:: WHAT THE TASK ASKS ::
Show all lines below holding the string "Enter".

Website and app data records
^^^^

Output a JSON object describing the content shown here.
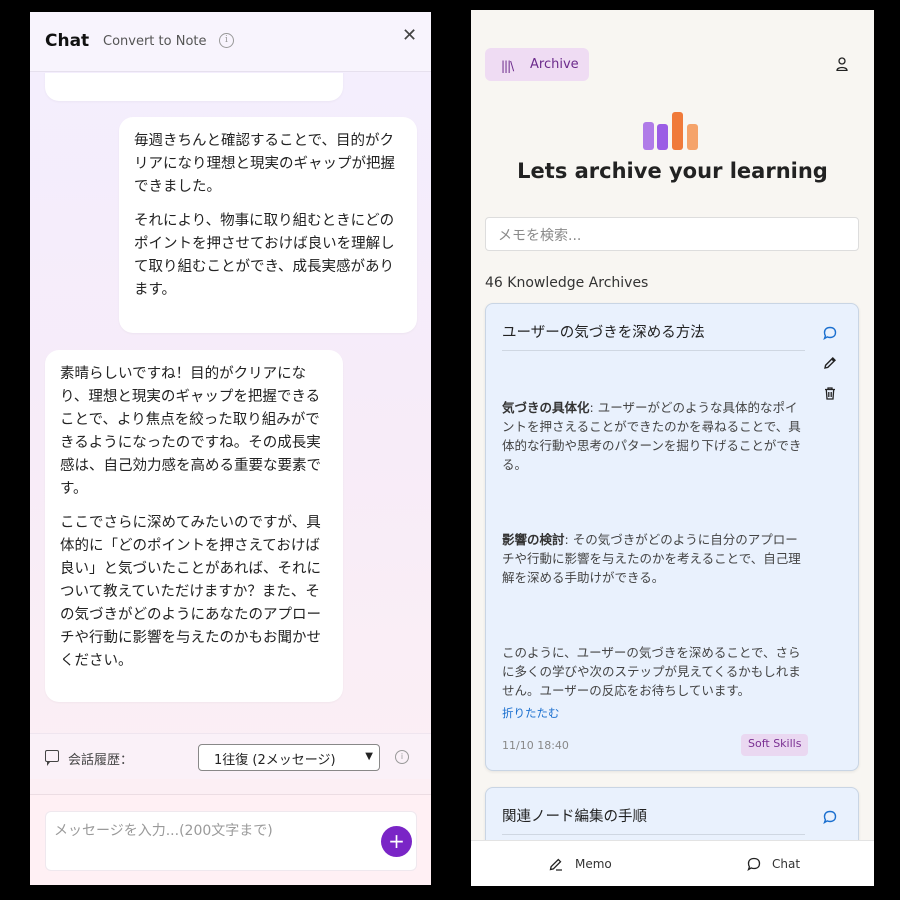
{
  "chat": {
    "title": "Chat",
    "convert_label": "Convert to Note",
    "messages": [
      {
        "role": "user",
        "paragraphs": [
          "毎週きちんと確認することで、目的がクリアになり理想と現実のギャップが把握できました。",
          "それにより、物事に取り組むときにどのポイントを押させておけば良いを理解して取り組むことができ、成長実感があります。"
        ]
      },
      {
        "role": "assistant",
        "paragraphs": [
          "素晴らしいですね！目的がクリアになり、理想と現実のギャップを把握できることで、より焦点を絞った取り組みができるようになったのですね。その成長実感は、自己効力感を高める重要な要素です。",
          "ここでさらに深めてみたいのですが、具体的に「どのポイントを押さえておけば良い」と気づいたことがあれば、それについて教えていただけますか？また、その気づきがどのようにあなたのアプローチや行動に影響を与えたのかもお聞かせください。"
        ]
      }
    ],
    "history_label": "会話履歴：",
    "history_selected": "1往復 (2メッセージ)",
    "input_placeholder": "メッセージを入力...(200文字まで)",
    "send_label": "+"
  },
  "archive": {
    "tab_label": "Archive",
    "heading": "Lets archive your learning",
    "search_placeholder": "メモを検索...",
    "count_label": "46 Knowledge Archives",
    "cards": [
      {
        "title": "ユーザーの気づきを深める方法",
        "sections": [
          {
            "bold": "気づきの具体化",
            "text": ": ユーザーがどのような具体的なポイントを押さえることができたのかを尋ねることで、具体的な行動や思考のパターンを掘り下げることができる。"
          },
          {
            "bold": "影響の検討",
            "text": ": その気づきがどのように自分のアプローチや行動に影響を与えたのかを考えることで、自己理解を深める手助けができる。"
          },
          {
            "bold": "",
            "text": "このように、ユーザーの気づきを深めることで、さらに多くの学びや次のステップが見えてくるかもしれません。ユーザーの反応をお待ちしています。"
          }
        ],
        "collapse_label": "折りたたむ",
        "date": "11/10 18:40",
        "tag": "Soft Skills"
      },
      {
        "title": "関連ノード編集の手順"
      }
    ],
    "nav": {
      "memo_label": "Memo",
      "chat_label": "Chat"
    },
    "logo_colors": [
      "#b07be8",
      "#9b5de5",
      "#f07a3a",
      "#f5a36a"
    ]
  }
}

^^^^

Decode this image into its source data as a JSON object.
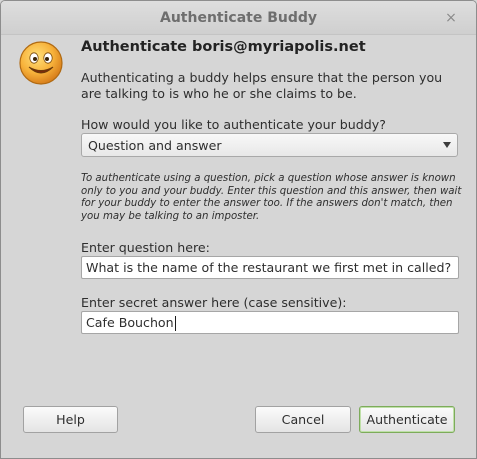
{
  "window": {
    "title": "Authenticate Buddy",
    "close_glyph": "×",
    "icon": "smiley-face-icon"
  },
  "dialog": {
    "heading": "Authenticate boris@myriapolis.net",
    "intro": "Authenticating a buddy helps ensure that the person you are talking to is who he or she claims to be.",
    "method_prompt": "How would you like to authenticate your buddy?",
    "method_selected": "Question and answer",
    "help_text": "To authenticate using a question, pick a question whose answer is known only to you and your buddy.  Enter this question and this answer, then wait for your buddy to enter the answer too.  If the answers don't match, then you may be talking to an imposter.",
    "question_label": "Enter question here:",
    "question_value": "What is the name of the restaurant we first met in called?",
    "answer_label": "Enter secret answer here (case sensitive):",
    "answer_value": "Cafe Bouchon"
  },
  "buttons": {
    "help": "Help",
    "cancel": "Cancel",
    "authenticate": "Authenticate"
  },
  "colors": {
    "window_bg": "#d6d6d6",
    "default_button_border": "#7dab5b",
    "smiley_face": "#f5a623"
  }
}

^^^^

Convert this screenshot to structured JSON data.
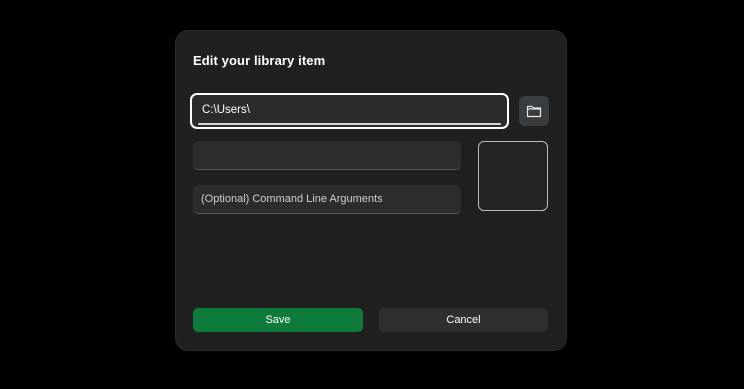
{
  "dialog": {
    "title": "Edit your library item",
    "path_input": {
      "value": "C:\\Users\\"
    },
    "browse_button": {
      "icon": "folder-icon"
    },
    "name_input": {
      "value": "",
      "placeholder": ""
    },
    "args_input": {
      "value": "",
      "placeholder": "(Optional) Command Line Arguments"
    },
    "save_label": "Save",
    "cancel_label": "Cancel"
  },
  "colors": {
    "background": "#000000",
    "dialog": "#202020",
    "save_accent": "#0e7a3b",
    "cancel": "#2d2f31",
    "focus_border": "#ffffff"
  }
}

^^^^

:: ANSWER TO THIS EXERCISE ::
    "help_text": "To authenticate using a question, pick a question whose answer is known only to you and your buddy.  Enter this question and this answer, then wait for your buddy to enter the answer too.  If the answers don't match, then you may be talking to an imposter.",
    "question_label": "Enter question here:",
    "answer_label": "Enter secret answer here (case sensitive):",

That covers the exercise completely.